This will be my first Christmas as an orphan.
Our Christmas celebrations, not to mention our lives, changed drastically after my dad passed away 3 years ago.
Instead of taking a road trip to Houston and gathering with siblings and kids in my childhood home to celebrate, TG and I took a one-day road trip to Houston on Christmas Eve day, moved my mom out of the nursing home there, and headed back to Austin.
Mama spent that first Christmas Day without Daddy at our house before I deposited her at the nursing home near us that evening.
It was so tough to leave her there. She was confused and upset. But I anticipated bringing her to the house for frequent visits. Tom even built wheelchair ramps for the doors and walkways.
However, way before Christmas came around again, she had lost so much muscle strength we couldn't even get her into my car. So we visited her in her room that next Christmas Day after Daddy's passing.
She could barely stay awake and looked awful - she had been in bed all day, the aides said - so this is the photo I took...
By the next year, her health had deteriorated even more, but she was happy to see us. Of course, her eyes always soaked us up like bread on gravy every time she saw us.
I think she knew it would probably be her last Christmas here on earth.
I feared it was, as well.
When we first moved her closer to us, I never expected her to go downhill so fast. I kept expecting her to get better... if she would just try a little harder! Do the exercises physical therapy showed her. Work her crossword puzzles. Participate in the games and activities the nursing home always provided.
Sometime during her last year, my eyes cleared. It was obvious her condition was going to deteriorate no matter what she or I did.
She was making the most of the life she had left by keeping a good attitude. The least I could do was get off her back and appreciate her and our time together. As much as it hurt, I had to accept the fact that Mama couldn't live forever.
So I stopped nagging and relaxed. I held her hand more, trimmed her nails, brushed her hair. When I pushed her wheelchair, I always kissed the top of her head.
I would ask her questions about her life, tell her about my day, ask her advice, or we would just sit and enjoy old television shows together.
What I miss the most is getting her advice. She was a wise woman up until the very end, even if her memory got a little blurry at times.
I'll never be as wise as my mom, but here is a little advice for all of you who may be dealing with aging parents. I wrote this on her last birthday, but never published it for some reason.
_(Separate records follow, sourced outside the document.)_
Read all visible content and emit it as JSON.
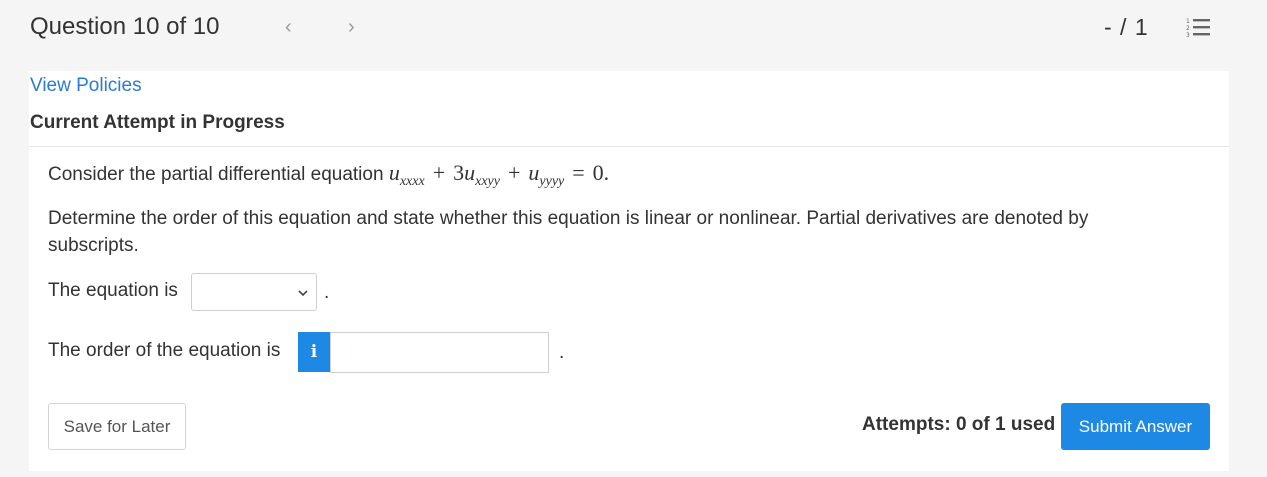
{
  "header": {
    "question_title": "Question 10 of 10",
    "prev_icon": "‹",
    "next_icon": "›",
    "score": "- / 1",
    "list_icon": "numbered-list-icon"
  },
  "links": {
    "view_policies": "View Policies"
  },
  "attempt": {
    "heading": "Current Attempt in Progress"
  },
  "question": {
    "pde_intro": "Consider the partial differential equation",
    "equation": {
      "t1_var": "u",
      "t1_sub": "xxxx",
      "op1": "+",
      "t2_coef": "3",
      "t2_var": "u",
      "t2_sub": "xxyy",
      "op2": "+",
      "t3_var": "u",
      "t3_sub": "yyyy",
      "eq": "=",
      "rhs": "0."
    },
    "instructions": "Determine the order of this equation and state whether this equation is linear or nonlinear. Partial derivatives are denoted by subscripts.",
    "equation_is_label": "The equation is",
    "equation_is_value": "",
    "period": ".",
    "order_label": "The order of the equation is",
    "info_icon": "i",
    "order_value": ""
  },
  "footer": {
    "save_label": "Save for Later",
    "attempts_text": "Attempts: 0 of 1 used",
    "submit_label": "Submit Answer"
  },
  "colors": {
    "accent": "#1e88e5",
    "link": "#2b7bd0",
    "background": "#f5f5f5"
  }
}
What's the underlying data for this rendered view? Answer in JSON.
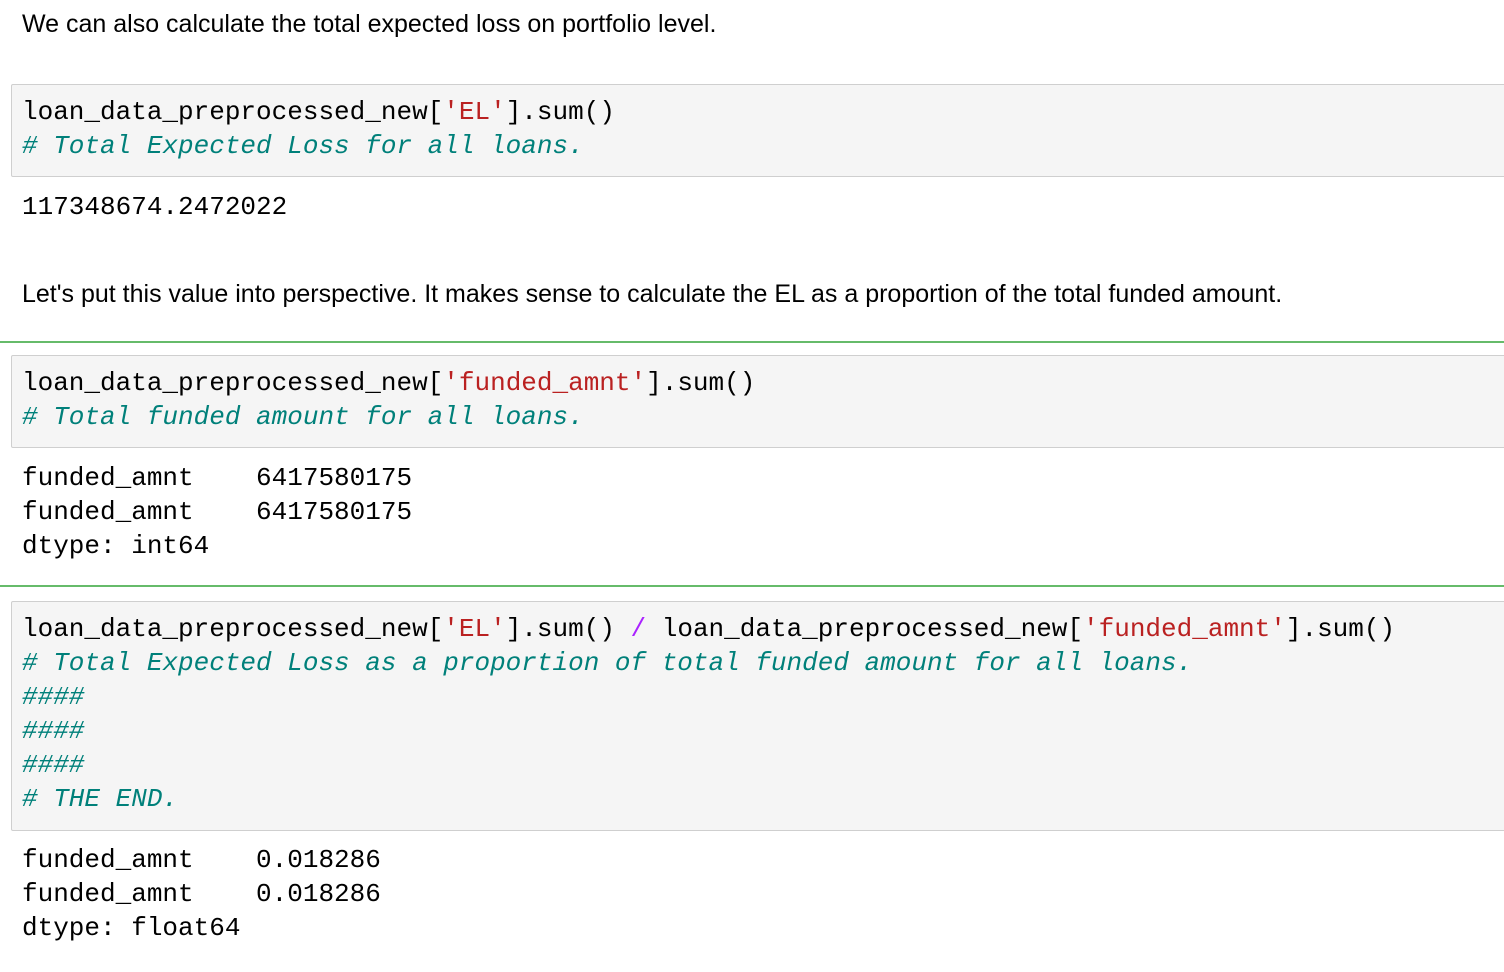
{
  "markdown": {
    "intro": "We can also calculate the total expected loss on portfolio level.",
    "perspective": "Let's put this value into perspective. It makes sense to calculate the EL as a proportion of the total funded amount."
  },
  "cell1": {
    "code": {
      "var": "loan_data_preprocessed_new[",
      "key": "'EL'",
      "tail": "].sum()"
    },
    "comment": "# Total Expected Loss for all loans.",
    "output": "117348674.2472022"
  },
  "cell2": {
    "code": {
      "var": "loan_data_preprocessed_new[",
      "key": "'funded_amnt'",
      "tail": "].sum()"
    },
    "comment": "# Total funded amount for all loans.",
    "output": [
      "funded_amnt    6417580175",
      "funded_amnt    6417580175",
      "dtype: int64"
    ]
  },
  "cell3": {
    "code": {
      "var1": "loan_data_preprocessed_new[",
      "key1": "'EL'",
      "tail1": "].sum() ",
      "op": "/",
      "var2": " loan_data_preprocessed_new[",
      "key2": "'funded_amnt'",
      "tail2": "].sum()"
    },
    "comments": [
      "# Total Expected Loss as a proportion of total funded amount for all loans.",
      "####",
      "####",
      "####",
      "# THE END."
    ],
    "output": [
      "funded_amnt    0.018286",
      "funded_amnt    0.018286",
      "dtype: float64"
    ]
  }
}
I wish someone had told me this way back before I went through it, so here you go...
There were days it was tough to be with my mom, especially in that first year after Daddy died.
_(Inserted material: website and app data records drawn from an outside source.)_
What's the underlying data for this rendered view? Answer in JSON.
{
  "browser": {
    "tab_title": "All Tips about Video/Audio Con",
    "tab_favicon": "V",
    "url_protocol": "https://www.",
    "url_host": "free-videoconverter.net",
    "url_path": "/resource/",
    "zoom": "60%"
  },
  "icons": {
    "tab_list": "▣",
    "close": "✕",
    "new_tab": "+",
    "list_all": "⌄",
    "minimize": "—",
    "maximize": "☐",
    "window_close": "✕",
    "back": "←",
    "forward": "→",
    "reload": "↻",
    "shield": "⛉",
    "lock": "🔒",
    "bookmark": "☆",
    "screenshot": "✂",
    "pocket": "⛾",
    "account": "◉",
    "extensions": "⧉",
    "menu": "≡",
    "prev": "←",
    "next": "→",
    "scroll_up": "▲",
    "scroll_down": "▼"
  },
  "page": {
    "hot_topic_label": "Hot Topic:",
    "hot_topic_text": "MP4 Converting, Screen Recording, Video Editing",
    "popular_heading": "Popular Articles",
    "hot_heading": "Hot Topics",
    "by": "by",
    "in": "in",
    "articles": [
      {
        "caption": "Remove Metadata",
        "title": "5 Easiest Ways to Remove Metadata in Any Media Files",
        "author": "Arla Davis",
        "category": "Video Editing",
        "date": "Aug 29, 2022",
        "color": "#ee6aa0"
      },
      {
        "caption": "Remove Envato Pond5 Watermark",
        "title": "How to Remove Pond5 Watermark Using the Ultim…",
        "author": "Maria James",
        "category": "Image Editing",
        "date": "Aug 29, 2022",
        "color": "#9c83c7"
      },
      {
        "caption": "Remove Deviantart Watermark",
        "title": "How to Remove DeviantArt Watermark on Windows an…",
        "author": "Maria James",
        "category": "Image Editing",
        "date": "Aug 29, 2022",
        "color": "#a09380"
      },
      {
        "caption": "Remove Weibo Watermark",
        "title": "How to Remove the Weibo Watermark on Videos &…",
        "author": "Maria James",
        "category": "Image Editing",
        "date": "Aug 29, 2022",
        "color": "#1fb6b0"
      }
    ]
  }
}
I admit that for all of you who are dealing with aging parents. Remember, they are going through a lot... perhaps physical pain, remorse and regret, loneliness, helplessness when they've always been the helpers, loss of privacy and independence and memory...
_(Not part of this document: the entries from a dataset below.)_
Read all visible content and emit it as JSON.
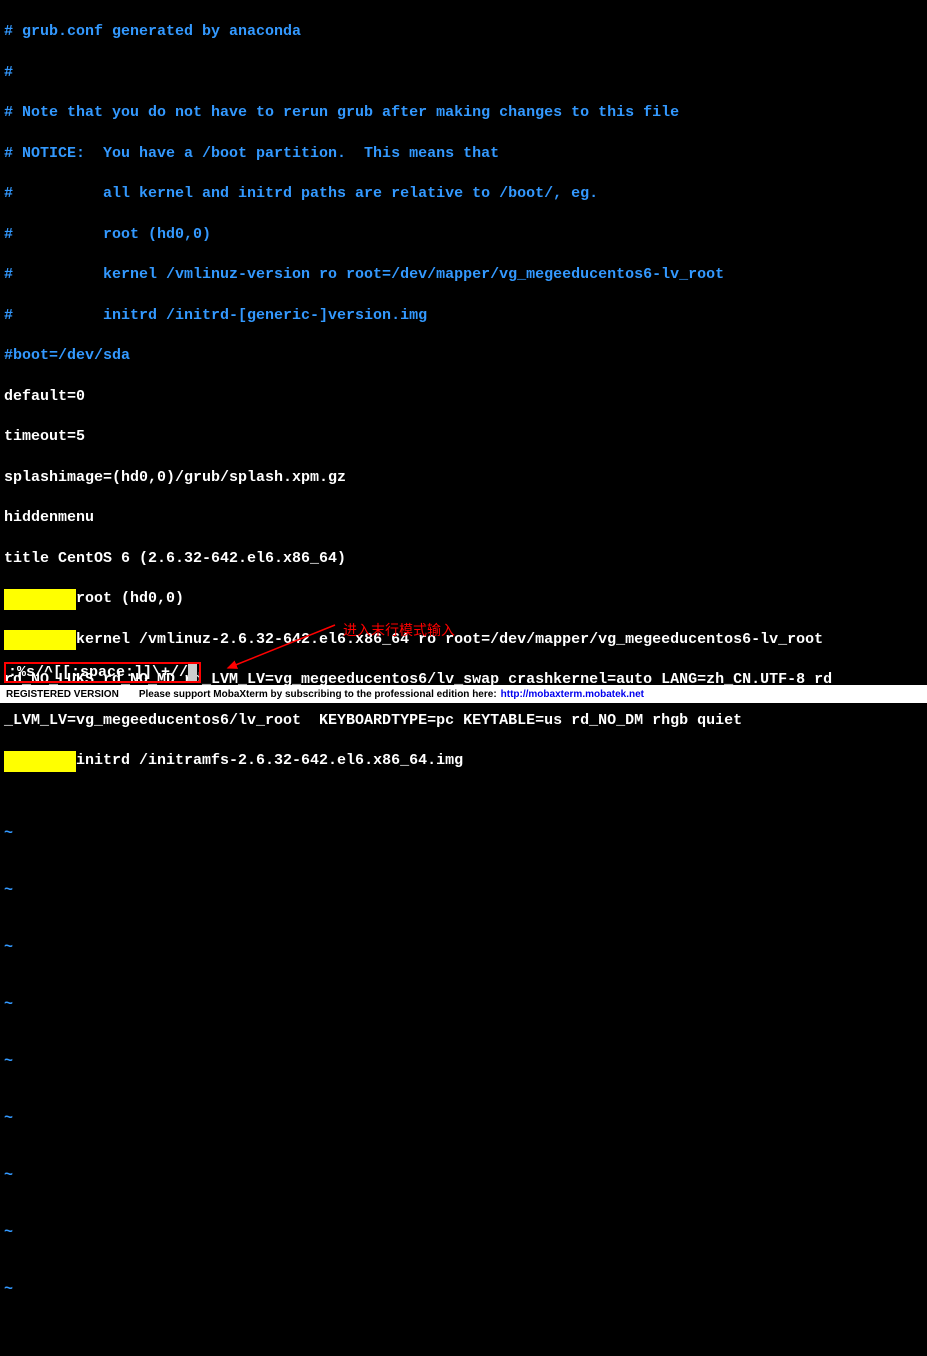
{
  "terminal": {
    "comments": {
      "l1": "# grub.conf generated by anaconda",
      "l2": "#",
      "l3": "# Note that you do not have to rerun grub after making changes to this file",
      "l4": "# NOTICE:  You have a /boot partition.  This means that",
      "l5": "#          all kernel and initrd paths are relative to /boot/, eg.",
      "l6": "#          root (hd0,0)",
      "l7": "#          kernel /vmlinuz-version ro root=/dev/mapper/vg_megeeducentos6-lv_root",
      "l8": "#          initrd /initrd-[generic-]version.img",
      "l9": "#boot=/dev/sda"
    },
    "config": {
      "l10": "default=0",
      "l11": "timeout=5",
      "l12": "splashimage=(hd0,0)/grub/splash.xpm.gz",
      "l13": "hiddenmenu",
      "l14": "title CentOS 6 (2.6.32-642.el6.x86_64)"
    },
    "highlighted_lines": {
      "indent1": "        ",
      "root": "root (hd0,0)",
      "indent2": "        ",
      "kernel_p1": "kernel /vmlinuz-2.6.32-642.el6.x86_64 ro root=/dev/mapper/vg_megeeducentos6-lv_root ",
      "kernel_p2": "rd_NO_LUKS rd_NO_MD rd_LVM_LV=vg_megeeducentos6/lv_swap crashkernel=auto LANG=zh_CN.UTF-8 rd",
      "kernel_p3": "_LVM_LV=vg_megeeducentos6/lv_root  KEYBOARDTYPE=pc KEYTABLE=us rd_NO_DM rhgb quiet",
      "indent3": "        ",
      "initrd": "initrd /initramfs-2.6.32-642.el6.x86_64.img"
    },
    "tilde": "~"
  },
  "command": {
    "text": ":%s/^[[:space:]]\\+//"
  },
  "annotation": {
    "label": "进入末行模式输入"
  },
  "statusbar": {
    "registered": "REGISTERED VERSION",
    "support": "Please support MobaXterm by subscribing to the professional edition here:",
    "link": "http://mobaxterm.mobatek.net"
  }
}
I really don't want to imagine how it must feel.
But if their words hurt you or make you angry (because they are going to lash out at the one who is there because they know you will love them anyway) it's okay to say "I have to leave," and then walk out.
Don't let them engage you in an argument. Don't try to defend yourself. Don't try to reason with them or use logic.
It won't work. Just leave.
But be sure to go back the next day, and act like nothing happened. Because they need you. They appreciate you. They really do.
And above all, they love you, as they always have.